During 2014 I had finished clearing the garden and laid out beds to suit the railway. The running line is a basic oval with 3m radius curves. The right hand straight goes up the fence and the return is a gentle reverse curve which gets the trains swinging as they come back towards the house. There is a single trailing point off of the running line leading to a pair of 5-6m long sidings down to the house tohold stock and for steaming up. This picture gives you a good idea of how bare everything is even in early March.

I spent quite a lot of time trying different geometries for the deck board. In the end I used an 18-segment circle (thus an angle of 20 degrees between segments) for the basic curves, adjusting to suit on the transitions and the reverse curve. I wanted an odd number so that there would be straight section alongside the top and bottom paths. The track drifts from one side of the board to another as it goes round the curve, as you can see here.

Originally I planned to leave the deck board plain, but it was a little stark with the track on it, so over the winter of 2014-15 I painted it with a proprietary wood treatment that has some wax in it. This is quite good at shrugging off the oil and hot water thrown out by live steam engines. On the other hand, it doesn't stick brilliantly well to smooth planed deck board, so I may have to regularly patch it up.

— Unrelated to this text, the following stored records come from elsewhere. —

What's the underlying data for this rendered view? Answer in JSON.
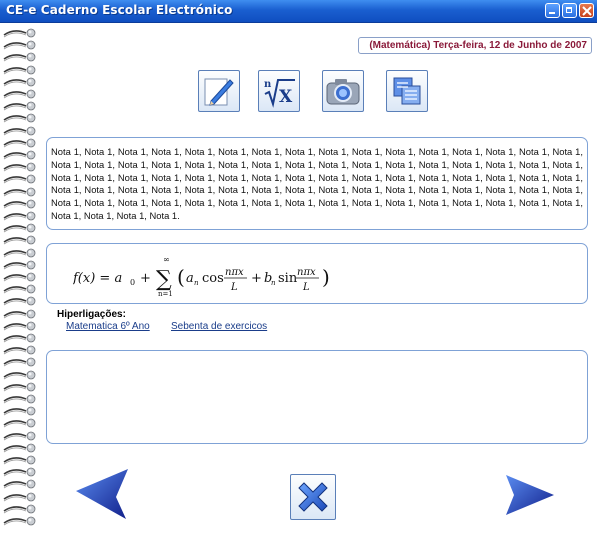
{
  "window": {
    "title": "CE-e  Caderno Escolar Electrónico"
  },
  "header": {
    "date": "(Matemática) Terça-feira, 12 de Junho de 2007"
  },
  "toolbar": {
    "icons": [
      "pencil-icon",
      "nth-root-icon",
      "camera-icon",
      "copy-icon"
    ]
  },
  "notes": {
    "text": "Nota 1, Nota 1, Nota 1, Nota 1, Nota 1, Nota 1, Nota 1, Nota 1, Nota 1, Nota 1, Nota 1, Nota 1, Nota 1, Nota 1, Nota 1, Nota 1, Nota 1, Nota 1, Nota 1, Nota 1, Nota 1, Nota 1, Nota 1, Nota 1, Nota 1, Nota 1, Nota 1, Nota 1, Nota 1, Nota 1, Nota 1, Nota 1, Nota 1, Nota 1, Nota 1, Nota 1, Nota 1, Nota 1, Nota 1, Nota 1, Nota 1, Nota 1, Nota 1, Nota 1, Nota 1, Nota 1, Nota 1, Nota 1, Nota 1, Nota 1, Nota 1, Nota 1, Nota 1, Nota 1, Nota 1, Nota 1, Nota 1, Nota 1, Nota 1, Nota 1, Nota 1, Nota 1, Nota 1, Nota 1, Nota 1, Nota 1, Nota 1, Nota 1, Nota 1, Nota 1, Nota 1, Nota 1, Nota 1, Nota 1, Nota 1, Nota 1, Nota 1, Nota 1, Nota 1, Nota 1, Nota 1, Nota 1, Nota 1, Nota 1."
  },
  "formula": {
    "lhs": "f(x) = a",
    "sub0": "0",
    "plus": "+",
    "sum_top": "∞",
    "sum_bottom": "n=1",
    "open": "(",
    "a": "a",
    "sub_n": "n",
    "cos": "cos",
    "npix": "nπx",
    "L": "L",
    "plus2": "+",
    "b": "b",
    "sin": "sin",
    "close": ")"
  },
  "links": {
    "title": "Hiperligações:",
    "items": [
      "Matematica 6º Ano",
      "Sebenta de exercicos"
    ]
  },
  "nav": {
    "prev": "arrow-left-icon",
    "close": "close-x-icon",
    "next": "arrow-right-icon"
  },
  "colors": {
    "titlebar": "#1a5fd0",
    "date_text": "#8a1a3a",
    "panel_border": "#7fa2d6",
    "link": "#1a3d8a",
    "arrow": "#1c2fa8"
  }
}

Alan had wondered whether in the end the stainless steel tubes would be rigid enough... They are, almost. I always intended to use scaffold pole uprights for robustness either side of the path which is spanned by a lift-out section. In the end I put in a scaffold pole every five or so stainless ones, and made double-clamp versions of the bracket to suit.

The main running loop is around 24m long which comes out as just under half of a scale mile; a train running at a scale 30mph takes one minute to go round. The track and points are Peco: I found some excellent bargains on eBay, and the points in particular are very well made. They might not suit the purist since the code 200 rail is a bit chunky, but for a test track like mine they look great, and I like the look of nickel-silver outside. The uprights are inserted into 10cm diameter holes in the ground drilled with an auger Peter lent me, and cleaned up with a sharp trowel. About one third of a bag of postcrete is enough to hold each one steady. The uprights, track sections and brackets were assembled together before postcreting and then temporary brick piers used to hold everything in position whilst the concrete set. This way the track geometry and neatness of the posts is assured without needing carefully measured groundwork.

The garden is not overwhelmed by the railway, and I rather like the look of my little tank engines fighting their way past scale 3m diameter peonies and roses. Rivet counters, on the other hand, might not enjoy my style of railway. There's space for everybody in Gauge 1...

One other thing: the name. There are not many prototypes for G1 style elevated lines. My father grew up near the Bootle end of the Liverpool Overhead Railway, which perhaps qualifies, and of course the first line into London (Greenwich to London Bridge) was built on a viaduct.

The real source of the name though is the New York High Line. This was an elevated freight line that ran down the Hudson River side of Manhattan until the 1980's. They even punched it straight through existing buildings. This is a picture of the Bell Labs building on the Lower West Side which had freight trains running through it. (Bell Labs originated many of the technologies we take for granted now in computing and telecommunications, though they moved out to New Jersey in the 1940's. No doubt it was quieter away from the freight line... Quite a lot of work on the Manhattan project was done here too, and Alan Turing probably visited during WWII.)

Much of the rest of the line is now an elevated public park; I like the juxtaposition of technology, trains and public gardens.

Pages written by Adrian Johnstone, last updated 17 June 2015. As elsewhere on this site, if you click on the images you'll get high resolution version. The pictures are all owned by me; please don't copy them without my permission.